(Records drawn from a dataset)

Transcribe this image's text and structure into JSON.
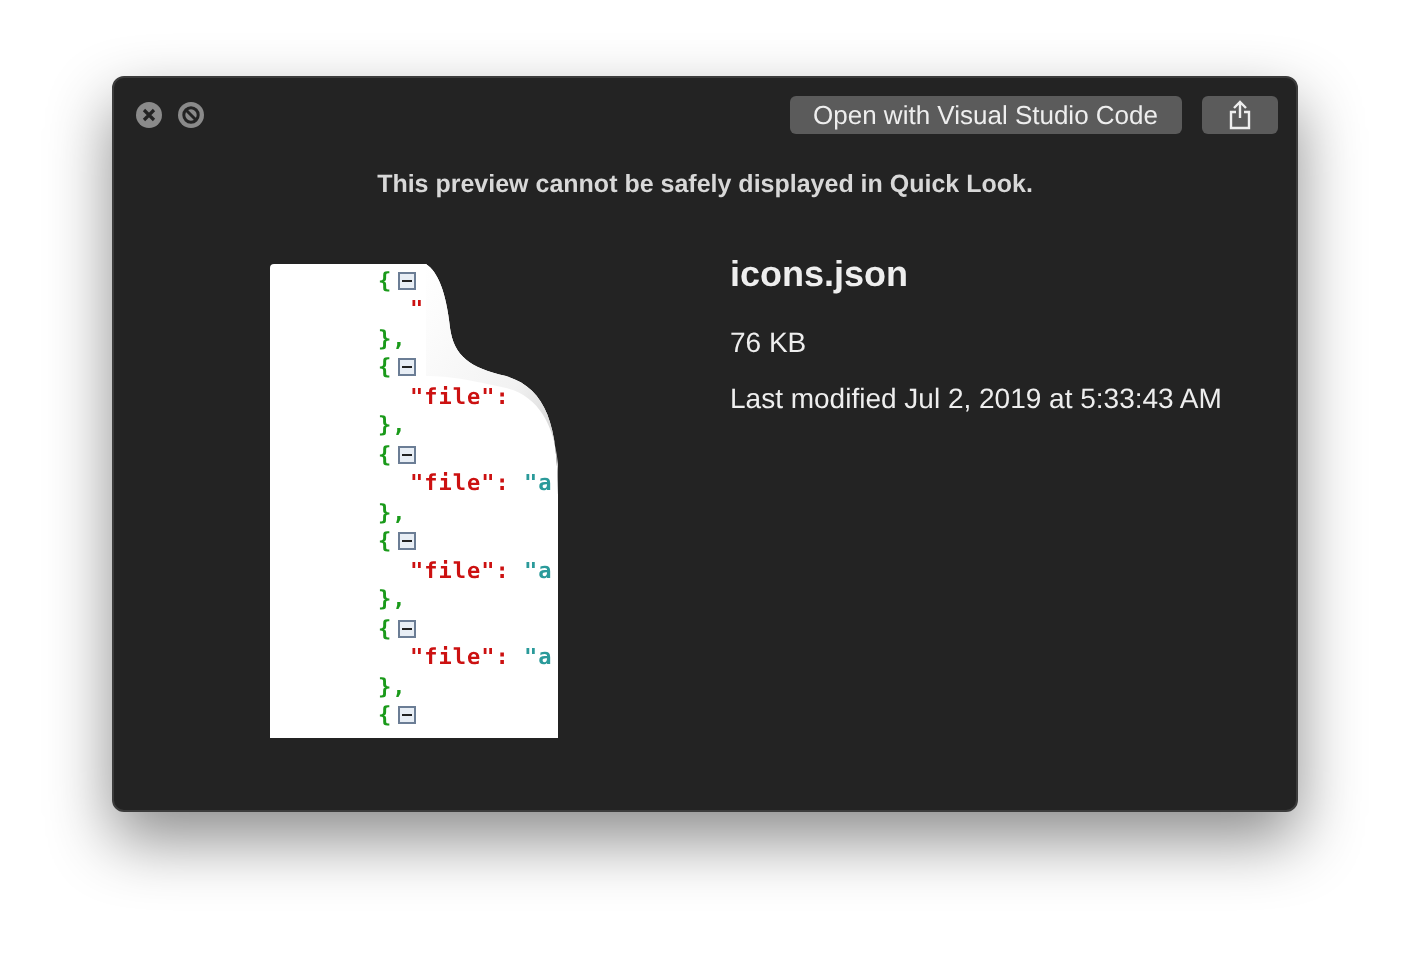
{
  "window": {
    "controls": [
      {
        "kind": "close"
      },
      {
        "kind": "fullscreen"
      }
    ],
    "open_button": "Open with Visual Studio Code",
    "share_button": {
      "kind": "share"
    }
  },
  "notice": "This preview cannot be safely displayed in Quick Look.",
  "document_thumbnail": {
    "lines": [
      {
        "kind": "open",
        "text": "{"
      },
      {
        "kind": "property",
        "key": "\""
      },
      {
        "kind": "close",
        "text": "},"
      },
      {
        "kind": "open",
        "text": "{"
      },
      {
        "kind": "property",
        "key": "\"file\":"
      },
      {
        "kind": "close",
        "text": "},"
      },
      {
        "kind": "open",
        "text": "{"
      },
      {
        "kind": "property",
        "key": "\"file\":",
        "value": "\"a"
      },
      {
        "kind": "close",
        "text": "},"
      },
      {
        "kind": "open",
        "text": "{"
      },
      {
        "kind": "property",
        "key": "\"file\":",
        "value": "\"a"
      },
      {
        "kind": "close",
        "text": "},"
      },
      {
        "kind": "open",
        "text": "{"
      },
      {
        "kind": "property",
        "key": "\"file\":",
        "value": "\"a"
      },
      {
        "kind": "close",
        "text": "},"
      },
      {
        "kind": "open",
        "text": "{"
      }
    ]
  },
  "file": {
    "name": "icons.json",
    "size": "76 KB",
    "modified": "Last modified Jul 2, 2019 at 5:33:43 AM"
  }
}
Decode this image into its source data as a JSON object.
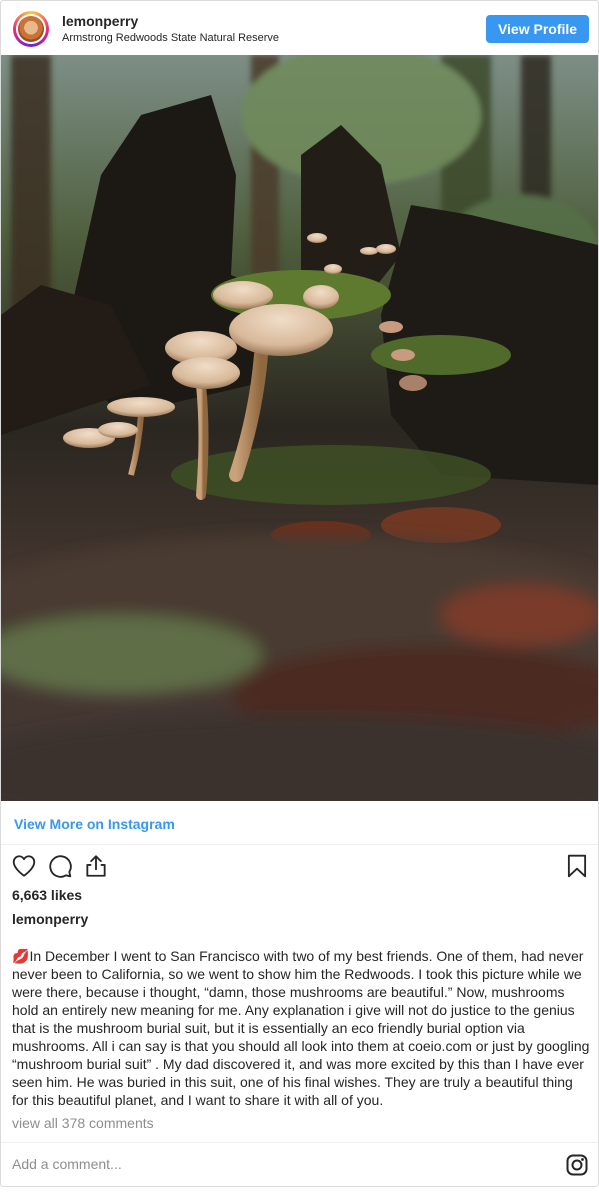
{
  "header": {
    "username": "lemonperry",
    "location": "Armstrong Redwoods State Natural Reserve",
    "view_profile_label": "View Profile",
    "avatar_icon": "profile-photo"
  },
  "post": {
    "view_more_label": "View More on Instagram",
    "likes": "6,663 likes",
    "caption_user": "lemonperry",
    "caption_emoji": "💋",
    "caption_text": "In December I went to San Francisco with two of my best friends. One of them, had never never been to California, so we went to show him the Redwoods. I took this picture while we were there, because i thought, “damn, those mushrooms are beautiful.” Now, mushrooms hold an entirely new meaning for me. Any explanation i give will not do justice to the genius that is the mushroom burial suit, but it is essentially an eco friendly burial option via mushrooms. All i can say is that you should all look into them at coeio.com or just by googling “mushroom burial suit” . My dad discovered it, and was more excited by this than I have ever seen him. He was buried in this suit, one of his final wishes. They are truly a beautiful thing for this beautiful planet, and I want to share it with all of you.",
    "view_comments": "view all 378 comments"
  },
  "comment_box": {
    "placeholder": "Add a comment..."
  },
  "icons": {
    "like": "heart-icon",
    "comment": "comment-icon",
    "share": "share-icon",
    "save": "bookmark-icon",
    "brand": "instagram-icon"
  },
  "colors": {
    "accent": "#3897f0",
    "text": "#262626",
    "muted": "#8e8e8e",
    "border": "#dbdbdb"
  }
}
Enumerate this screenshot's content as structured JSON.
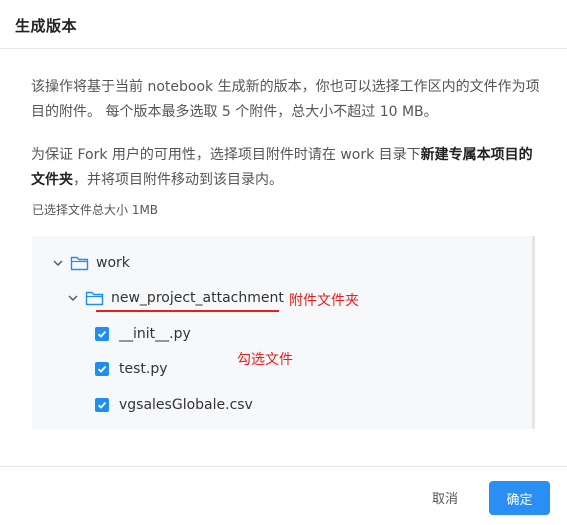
{
  "dialog": {
    "title": "生成版本",
    "paragraph1": "该操作将基于当前 notebook 生成新的版本，你也可以选择工作区内的文件作为项目的附件。 每个版本最多选取 5 个附件，总大小不超过 10 MB。",
    "paragraph2_prefix": "为保证 Fork 用户的可用性，选择项目附件时请在 work 目录下",
    "paragraph2_bold": "新建专属本项目的文件夹",
    "paragraph2_suffix": "，并将项目附件移动到该目录内。",
    "selected_size": "已选择文件总大小 1MB"
  },
  "tree": {
    "root": {
      "label": "work",
      "icon": "folder-icon",
      "expanded": true
    },
    "folder": {
      "label": "new_project_attachment",
      "icon": "folder-icon",
      "expanded": true
    },
    "files": [
      {
        "label": "__init__.py",
        "checked": true
      },
      {
        "label": "test.py",
        "checked": true
      },
      {
        "label": "vgsalesGlobale.csv",
        "checked": true
      }
    ]
  },
  "annotations": {
    "folder_note": "附件文件夹",
    "files_note": "勾选文件",
    "color": "#e61e1e"
  },
  "footer": {
    "cancel_label": "取消",
    "ok_label": "确定"
  },
  "colors": {
    "accent": "#2a8ff4",
    "checkbox": "#1e8ff0"
  }
}
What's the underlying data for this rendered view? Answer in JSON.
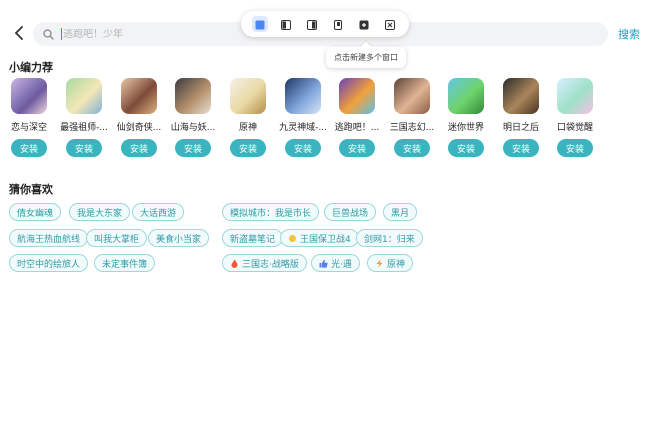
{
  "search": {
    "placeholder": "逃跑吧！少年",
    "submit_label": "搜索"
  },
  "window_toolbar": {
    "tooltip": "点击新建多个窗口"
  },
  "recommend": {
    "title": "小编力荐",
    "install_label": "安装",
    "games": [
      {
        "name": "恋与深空"
      },
      {
        "name": "最强祖师-..."
      },
      {
        "name": "仙剑奇侠..."
      },
      {
        "name": "山海与妖..."
      },
      {
        "name": "原神"
      },
      {
        "name": "九灵神域-..."
      },
      {
        "name": "逃跑吧！..."
      },
      {
        "name": "三国志幻..."
      },
      {
        "name": "迷你世界"
      },
      {
        "name": "明日之后"
      },
      {
        "name": "口袋觉醒"
      }
    ]
  },
  "guess": {
    "title": "猜你喜欢",
    "tags": [
      {
        "label": "倩女幽魂"
      },
      {
        "label": "我是大东家"
      },
      {
        "label": "大话西游"
      },
      {
        "label": "航海王热血航线"
      },
      {
        "label": "叫我大掌柜"
      },
      {
        "label": "美食小当家"
      },
      {
        "label": "时空中的绘旅人"
      },
      {
        "label": "未定事件簿"
      },
      {
        "label": "模拟城市：我是市长"
      },
      {
        "label": "巨兽战场"
      },
      {
        "label": "黑月"
      },
      {
        "label": "新盗墓笔记"
      },
      {
        "label": "王国保卫战4"
      },
      {
        "label": "剑网1：归来"
      },
      {
        "label": "三国志·战略版"
      },
      {
        "label": "光·遇"
      },
      {
        "label": "原神"
      }
    ]
  }
}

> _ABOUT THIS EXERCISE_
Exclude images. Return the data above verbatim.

> _ANSWER SPACE_
Transcribe this image's text and structure into JSON.
{
  "window": {
    "controls": [
      {
        "kind": "close"
      },
      {
        "kind": "fullscreen"
      }
    ],
    "open_button": "Open with Visual Studio Code",
    "share_button": {
      "kind": "share"
    }
  },
  "notice": "This preview cannot be safely displayed in Quick Look.",
  "document_thumbnail": {
    "lines": [
      {
        "kind": "open",
        "text": "{"
      },
      {
        "kind": "property",
        "key": "\""
      },
      {
        "kind": "close",
        "text": "},"
      },
      {
        "kind": "open",
        "text": "{"
      },
      {
        "kind": "property",
        "key": "\"file\":"
      },
      {
        "kind": "close",
        "text": "},"
      },
      {
        "kind": "open",
        "text": "{"
      },
      {
        "kind": "property",
        "key": "\"file\":",
        "value": "\"a"
      },
      {
        "kind": "close",
        "text": "},"
      },
      {
        "kind": "open",
        "text": "{"
      },
      {
        "kind": "property",
        "key": "\"file\":",
        "value": "\"a"
      },
      {
        "kind": "close",
        "text": "},"
      },
      {
        "kind": "open",
        "text": "{"
      },
      {
        "kind": "property",
        "key": "\"file\":",
        "value": "\"a"
      },
      {
        "kind": "close",
        "text": "},"
      },
      {
        "kind": "open",
        "text": "{"
      }
    ]
  },
  "file": {
    "name": "icons.json",
    "size": "76 KB",
    "modified": "Last modified Jul 2, 2019 at 5:33:43 AM"
  }
}
Decode this image into its source data as a JSON object.
{
  "header": {
    "username": "lemonperry",
    "location": "Armstrong Redwoods State Natural Reserve",
    "view_profile_label": "View Profile",
    "avatar_icon": "profile-photo"
  },
  "post": {
    "view_more_label": "View More on Instagram",
    "likes": "6,663 likes",
    "caption_user": "lemonperry",
    "caption_emoji": "💋",
    "caption_text": "In December I went to San Francisco with two of my best friends. One of them, had never never been to California, so we went to show him the Redwoods. I took this picture while we were there, because i thought, “damn, those mushrooms are beautiful.” Now, mushrooms hold an entirely new meaning for me. Any explanation i give will not do justice to the genius that is the mushroom burial suit, but it is essentially an eco friendly burial option via mushrooms. All i can say is that you should all look into them at coeio.com or just by googling “mushroom burial suit” . My dad discovered it, and was more excited by this than I have ever seen him. He was buried in this suit, one of his final wishes. They are truly a beautiful thing for this beautiful planet, and I want to share it with all of you.",
    "view_comments": "view all 378 comments"
  },
  "comment_box": {
    "placeholder": "Add a comment..."
  },
  "icons": {
    "like": "heart-icon",
    "comment": "comment-icon",
    "share": "share-icon",
    "save": "bookmark-icon",
    "brand": "instagram-icon"
  },
  "colors": {
    "accent": "#3897f0",
    "text": "#262626",
    "muted": "#8e8e8e",
    "border": "#dbdbdb"
  }
}
Enumerate this screenshot's content as structured JSON.
{
  "dialog": {
    "title": "生成版本",
    "paragraph1": "该操作将基于当前 notebook 生成新的版本，你也可以选择工作区内的文件作为项目的附件。 每个版本最多选取 5 个附件，总大小不超过 10 MB。",
    "paragraph2_prefix": "为保证 Fork 用户的可用性，选择项目附件时请在 work 目录下",
    "paragraph2_bold": "新建专属本项目的文件夹",
    "paragraph2_suffix": "，并将项目附件移动到该目录内。",
    "selected_size": "已选择文件总大小 1MB"
  },
  "tree": {
    "root": {
      "label": "work",
      "icon": "folder-icon",
      "expanded": true
    },
    "folder": {
      "label": "new_project_attachment",
      "icon": "folder-icon",
      "expanded": true
    },
    "files": [
      {
        "label": "__init__.py",
        "checked": true
      },
      {
        "label": "test.py",
        "checked": true
      },
      {
        "label": "vgsalesGlobale.csv",
        "checked": true
      }
    ]
  },
  "annotations": {
    "folder_note": "附件文件夹",
    "files_note": "勾选文件",
    "color": "#e61e1e"
  },
  "footer": {
    "cancel_label": "取消",
    "ok_label": "确定"
  },
  "colors": {
    "accent": "#2a8ff4",
    "checkbox": "#1e8ff0"
  }
}
What's the underlying data for this rendered view? Answer in JSON.
{
  "search": {
    "placeholder": "逃跑吧！少年",
    "submit_label": "搜索"
  },
  "window_toolbar": {
    "tooltip": "点击新建多个窗口"
  },
  "recommend": {
    "title": "小编力荐",
    "install_label": "安装",
    "games": [
      {
        "name": "恋与深空"
      },
      {
        "name": "最强祖师-..."
      },
      {
        "name": "仙剑奇侠..."
      },
      {
        "name": "山海与妖..."
      },
      {
        "name": "原神"
      },
      {
        "name": "九灵神域-..."
      },
      {
        "name": "逃跑吧！..."
      },
      {
        "name": "三国志幻..."
      },
      {
        "name": "迷你世界"
      },
      {
        "name": "明日之后"
      },
      {
        "name": "口袋觉醒"
      }
    ]
  },
  "guess": {
    "title": "猜你喜欢",
    "tags": [
      {
        "label": "倩女幽魂"
      },
      {
        "label": "我是大东家"
      },
      {
        "label": "大话西游"
      },
      {
        "label": "航海王热血航线"
      },
      {
        "label": "叫我大掌柜"
      },
      {
        "label": "美食小当家"
      },
      {
        "label": "时空中的绘旅人"
      },
      {
        "label": "未定事件簿"
      },
      {
        "label": "模拟城市：我是市长"
      },
      {
        "label": "巨兽战场"
      },
      {
        "label": "黑月"
      },
      {
        "label": "新盗墓笔记"
      },
      {
        "label": "王国保卫战4"
      },
      {
        "label": "剑网1：归来"
      },
      {
        "label": "三国志·战略版"
      },
      {
        "label": "光·遇"
      },
      {
        "label": "原神"
      }
    ]
  }
}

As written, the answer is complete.